clock menu more-arrow no yes mobile

Filed under:

Diablo: Immortal feels like a Diablo game, just not one that’s for me

It looks and feels like Diablo, but something still seems off about Blizzard’s mobile game

Blizzard Entertainment
Ryan Gilliam (he/him) has worked at Polygon for nearly seven years. He primarily spends his time writing guides for massively popular games like Diablo 4 & Destiny 2.

Diablo: Immortal was recently announced at BlizzCon 2018. It’s a game that looks and plays a lot like Diablo 3, all from the comfort of your mobile phone. But how does it actually work, and is it fun to control? I ran through the BlizzCon demo three different times in order to answer those questions.

The BlizzCon demo starts out by asking which class you want to play. I picked Barbarian my first time and jumped into the dungeon to slay some demons. I was playing on a sizable Samsung Android phone, which seemed to be about the size of my iPhone XS Max.

The game is controlled completely with a touchscreen, with a virtual thumbstick on the left side of the screen and an ability cluster on the right. When using abilities that require precise aiming, holding down the button will let you draw where you want to aim. Despite being a fast-paced action game on a phone, the controls work pretty well. I was able to do what I wanted almost all of the time, and rarely struggled to pull off quick combos.
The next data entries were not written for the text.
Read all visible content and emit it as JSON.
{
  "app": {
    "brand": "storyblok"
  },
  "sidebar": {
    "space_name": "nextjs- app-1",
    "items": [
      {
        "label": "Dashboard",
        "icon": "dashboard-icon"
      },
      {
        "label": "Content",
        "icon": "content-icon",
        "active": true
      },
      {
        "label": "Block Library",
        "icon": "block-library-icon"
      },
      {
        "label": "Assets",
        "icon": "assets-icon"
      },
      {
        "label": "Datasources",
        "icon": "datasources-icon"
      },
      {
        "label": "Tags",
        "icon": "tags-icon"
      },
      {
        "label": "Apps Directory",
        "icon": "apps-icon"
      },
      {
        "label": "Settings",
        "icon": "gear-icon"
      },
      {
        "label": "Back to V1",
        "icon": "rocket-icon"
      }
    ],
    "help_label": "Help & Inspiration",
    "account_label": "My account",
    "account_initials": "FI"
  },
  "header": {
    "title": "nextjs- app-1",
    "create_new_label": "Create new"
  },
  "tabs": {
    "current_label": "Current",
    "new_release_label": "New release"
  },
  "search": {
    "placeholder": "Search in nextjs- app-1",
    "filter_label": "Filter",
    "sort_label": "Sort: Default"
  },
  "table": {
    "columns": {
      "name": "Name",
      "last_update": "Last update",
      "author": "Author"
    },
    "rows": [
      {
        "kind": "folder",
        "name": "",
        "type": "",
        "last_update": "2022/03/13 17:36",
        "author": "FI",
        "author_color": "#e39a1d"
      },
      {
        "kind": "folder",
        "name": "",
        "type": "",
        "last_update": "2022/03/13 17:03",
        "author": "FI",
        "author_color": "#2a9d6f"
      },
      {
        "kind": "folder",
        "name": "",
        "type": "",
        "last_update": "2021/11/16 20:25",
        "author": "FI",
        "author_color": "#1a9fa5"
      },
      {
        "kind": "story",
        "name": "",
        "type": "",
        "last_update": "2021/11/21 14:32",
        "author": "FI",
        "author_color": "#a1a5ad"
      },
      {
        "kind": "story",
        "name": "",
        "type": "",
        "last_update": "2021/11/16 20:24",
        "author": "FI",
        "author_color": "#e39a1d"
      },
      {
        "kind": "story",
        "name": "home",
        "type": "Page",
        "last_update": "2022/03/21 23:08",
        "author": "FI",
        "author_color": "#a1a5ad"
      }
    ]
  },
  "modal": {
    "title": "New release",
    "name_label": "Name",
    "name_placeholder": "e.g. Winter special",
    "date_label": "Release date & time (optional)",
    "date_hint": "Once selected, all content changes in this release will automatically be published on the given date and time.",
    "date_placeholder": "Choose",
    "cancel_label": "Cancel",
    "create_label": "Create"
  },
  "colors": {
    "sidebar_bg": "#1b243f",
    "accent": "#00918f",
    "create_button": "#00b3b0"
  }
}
The abilities themselves were pretty familiar for Barbarians; a quick slam of a hammer here and some whirlwinding over there. I didn’t really get a chance to play with anything new until I got my hands on the Wizard, who can now shoot out an eruption of electricity that quickly returns to her, dealing damage a second time.

But it was with the Wizard that that I first noticed some flaws in the control system. Directing where I wanted to charge and slam my face for a Barbarian charge is easy enough, but as soon as I want to accurately drop a meteor on some demons, I ran into trouble. Like with all mobile games of this nature, it’s difficult to be precise, or to make your movements without your fingers slipping.

Blizzard Entertainment

With Diablo: Immortal, it’s easy to feel like you’re playing Diablo, but it also feels like an illusion. It looks like Diablo, it sounds like Diablo, and it even plays like Diablo. And yet it feels like it’s missing the sense of satisfaction that comes each time you crumple a demon corpse in every other Diablo game. The soul of Diablo doesn’t feel present.

As a hardcore Diablo player, Diablo: Immortal just seems too similar to what I’ve been playing for years.

With the recently released Switch version of Diablo 3, I can play a game that I know and love anywhere — it’s fabulous. But Diablo: Immortal is asking me to learn something only mildly new on hardware that doesn’t feel designed to play that kind of game. From the small slice I’ve played, the new content doesn’t feel worth the transition to less precise hardware.

Blizzard Entertainment

It’s hard to look at Diablo: Immortal and not think about what the Diablo community needs right now. Diablo 3 is six years old, and needs something drastic to be exciting again. The Switch version is great, but even it’s still the same damn game I’ve already sunk thousands of hours into.

Diablo: Immortal has potential, thanks to its lore and setting (between Diablo 2 and 3), and it looks and feels like Diablo 3, all in the palm of your hand. The gameplay is admittedly impressive, and the usual smash and grab of Diablo is still fun. But Diablo: Immortal also feels like an imposter. It isn’t for me, but maybe it’ll be for the many millions of smartphone owners who don’t play games on PC or console. If it brings more players to the beloved Diablo franchise, then at least we can all have a beer together when Diablo 4 is finally ready for release.